We traversed above an old mine shaft, past the snowpatches then we ascended to the ridge.
ascending talus
Climbing talus to the ridge.
small rockband
A small rockband is easily breached (center).
pulsatilla mountain
Pulsatilla Mountain from Protection Mountain's ridge.
simply amazing
Coming down the ridge and setting foot on the amazing rock.
crossing a creek
Crossing a small creek on the elevated rocky basin.
karst pavement
Karst pavement like none other!
very old rock
Similar to Castle Mountain's geology, the rock was formed in the Middle Cambrian period, 530 million years ago.
armor peak
Armor Peak (left) is one of Protection Mountain's northern summits.
enjoyable and special
Hiking towards Pulsatilla is enjoyable and quite special.
awesome landscape
Awesome landscape of glacial bedrock.
benches and small tarns
Benches and small tarns, very little vegetation.
heading towards a hidden tarn
Heading towards a hidden tarn above.
looking back
Looking back as we near the hidden tarn.
summit in sight
Reaching the tarn with the summit in sight.
armor peak above the tarn
Armor Peak above the tarn.
ascending to the traverse
Ascending to the traverse.
television peak
Television Peak in the background.
Traversing easy terrain.
small rockband
Coming through a small rockband.
at the top
Yeah, half way!!!
north-western view
The view north-west.
castle, helena and stuart knob
Looking towards Castle Mountain (center), Helena Ridge (left) and Stuart Knob (right).
badger pass
Badger Pass to the east.
heading down
Heading down.
more direct line of descent
This time we skirt the tarn on the north shore for a more direct line of descent.
copper rock
Copper rock.
good view of protection mountain's ascent
A good view of the ascent back up Protection Mountain.
awe inspiring
Travelling through this landscape is awe inspiring.
lower plateaus
The lower plateaus hold a bit more vegetation.
lovely creek
A creek offers a great area for a break.
glacial bedrock
More glacial bedrock.
larger tarn
A larger tarn at the edge of the plateau.
going back up protection
Going back up Protection Mountain.
small rock benches
Using the small rock benches.
on the ridge crest

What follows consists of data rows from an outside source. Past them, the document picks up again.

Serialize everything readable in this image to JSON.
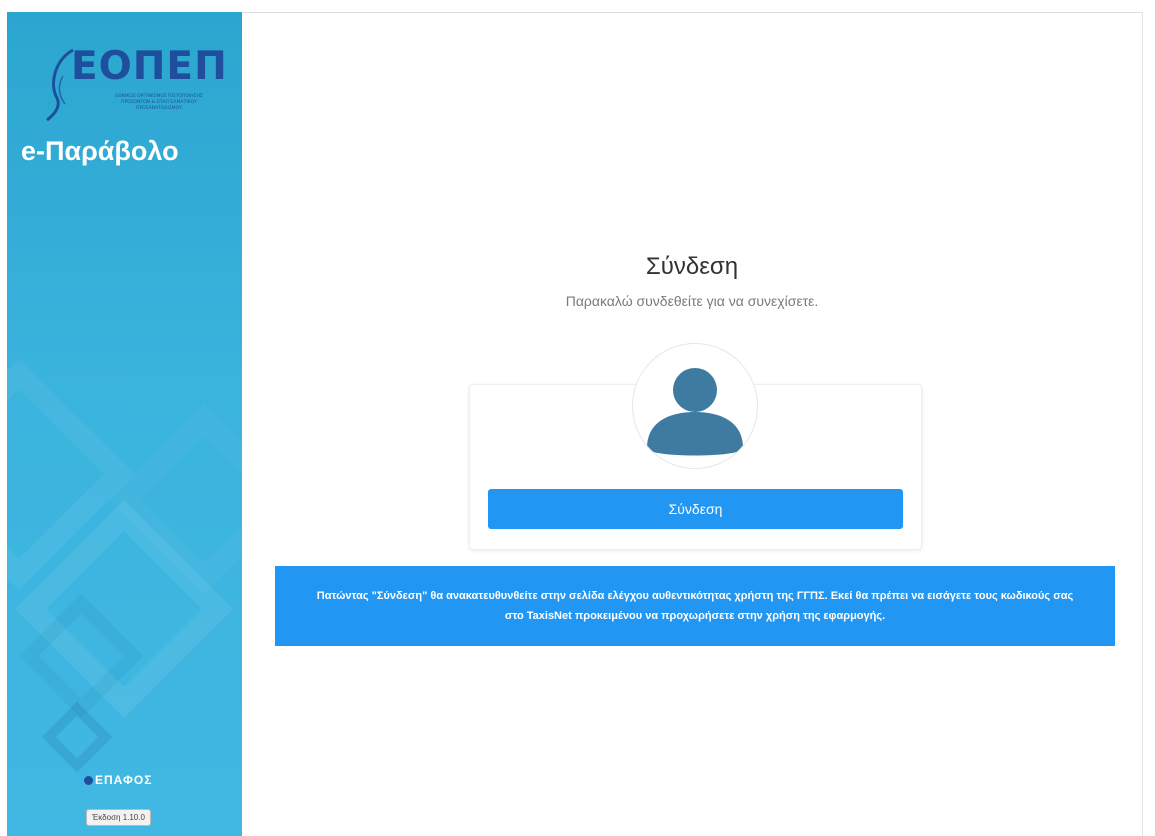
{
  "sidebar": {
    "logo": {
      "text": "ΕΟΠΕΠ",
      "subtitle": "ΕΘΝΙΚΟΣ ΟΡΓΑΝΙΣΜΟΣ ΠΙΣΤΟΠΟΙΗΣΗΣ ΠΡΟΣΟΝΤΩΝ & ΕΠΑΓΓΕΛΜΑΤΙΚΟΥ ΠΡΟΣΑΝΑΤΟΛΙΣΜΟΥ"
    },
    "app_title": "e-Παράβολο",
    "footer_logo": "ΕΠΑΦΟΣ",
    "version": "Έκδοση 1.10.0"
  },
  "login": {
    "title": "Σύνδεση",
    "subtitle": "Παρακαλώ συνδεθείτε για να συνεχίσετε.",
    "avatar_icon": "user-avatar-icon",
    "button_label": "Σύνδεση"
  },
  "info": {
    "before": "Πατώντας \"Σύνδεση\" θα ανακατευθυνθείτε στην σελίδα ελέγχου αυθεντικότητας χρήστη της ΓΓΠΣ. Εκεί θα πρέπει να εισάγετε τους κωδικούς σας στο ",
    "highlight": "TaxisNet",
    "after": " προκειμένου να προχωρήσετε στην χρήση της εφαρμογής."
  },
  "colors": {
    "sidebar": "#3ab3dd",
    "primary": "#2196f3",
    "avatar": "#3f7aa0",
    "logo": "#1f4f9c"
  }
}
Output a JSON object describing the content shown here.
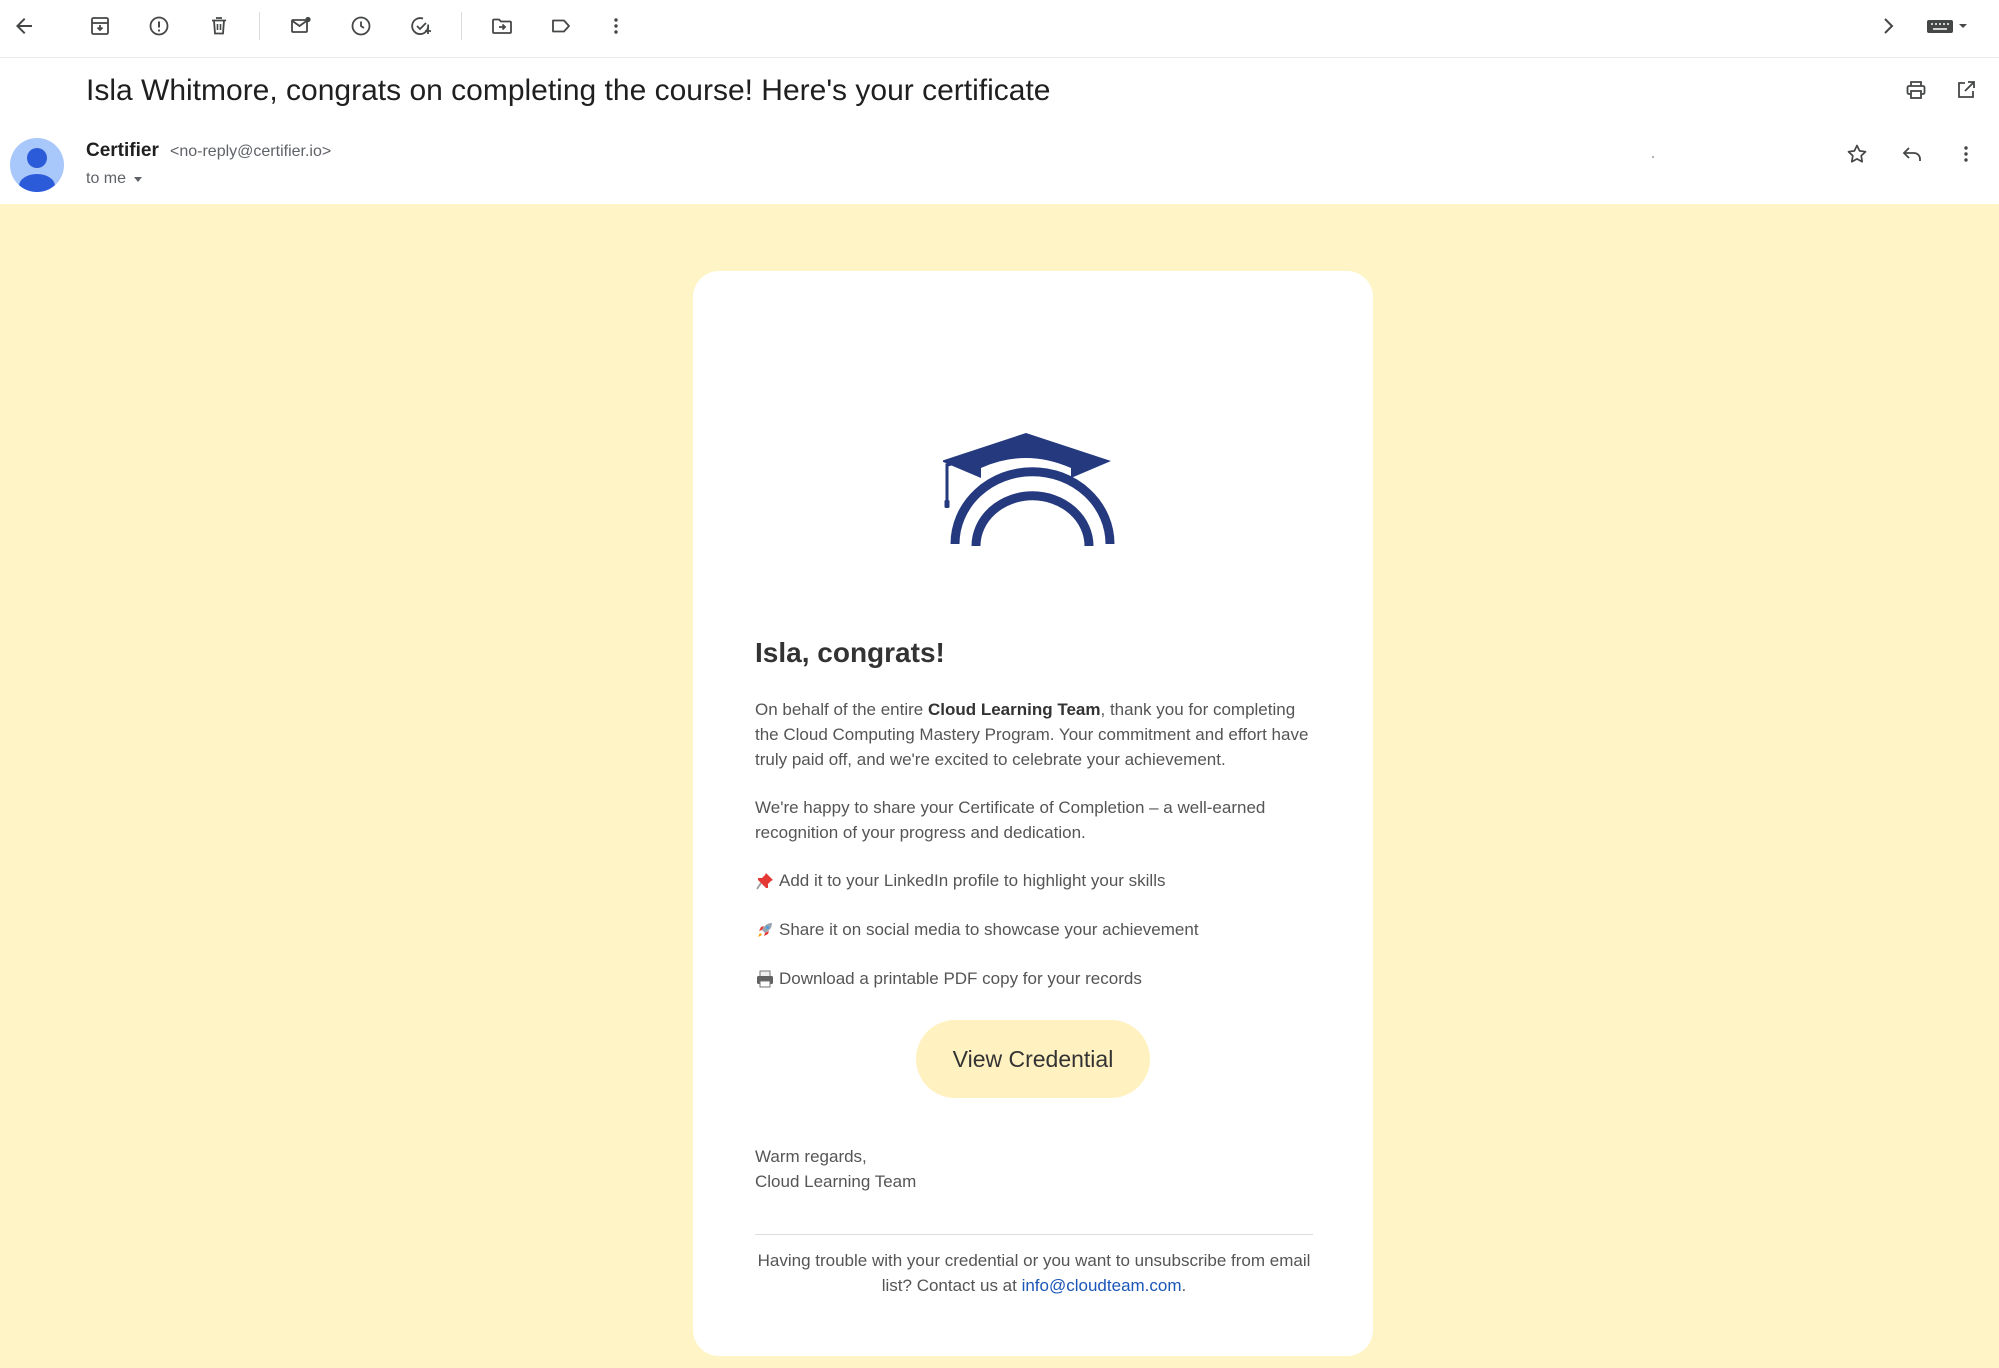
{
  "toolbar": {
    "icons": [
      "back-arrow-icon",
      "archive-icon",
      "report-spam-icon",
      "delete-icon",
      "mark-unread-icon",
      "snooze-icon",
      "add-task-icon",
      "move-to-icon",
      "label-icon",
      "more-vert-icon",
      "next-icon",
      "keyboard-icon"
    ]
  },
  "email": {
    "subject": "Isla Whitmore, congrats on completing the course! Here's your certificate",
    "sender_name": "Certifier",
    "sender_email": "<no-reply@certifier.io>",
    "recipient": "to me"
  },
  "content": {
    "greeting": "Isla, congrats!",
    "para1_before": "On behalf of the entire ",
    "para1_bold": "Cloud Learning Team",
    "para1_after": ", thank you for completing the Cloud Computing Mastery Program. Your commitment and effort have truly paid off, and we're excited to celebrate your achievement.",
    "para2": "We're happy to share your Certificate of Completion – a well-earned recognition of your progress and dedication.",
    "bullets": [
      {
        "icon": "pushpin-icon",
        "text": "Add it to your LinkedIn profile to highlight your skills"
      },
      {
        "icon": "rocket-icon",
        "text": "Share it on social media to showcase your achievement"
      },
      {
        "icon": "printer-icon",
        "text": "Download a printable PDF copy for your records"
      }
    ],
    "cta_label": "View Credential",
    "regards_line1": "Warm regards,",
    "regards_line2": "Cloud Learning Team",
    "footer_text": "Having trouble with your credential or you want to unsubscribe from email list? Contact us at ",
    "footer_link": "info@cloudteam.com",
    "footer_end": "."
  },
  "colors": {
    "body_bg": "#fff4c5",
    "button_bg": "#fff1c0",
    "logo_navy": "#25397f",
    "link": "#1a56b8"
  }
}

Cresting over the ridge.
trail below
Getting close to the trail below... relief...
old building in pieces
Remnant of an old building.
buggy marshes
Back in the buggy marshes!
Back to home page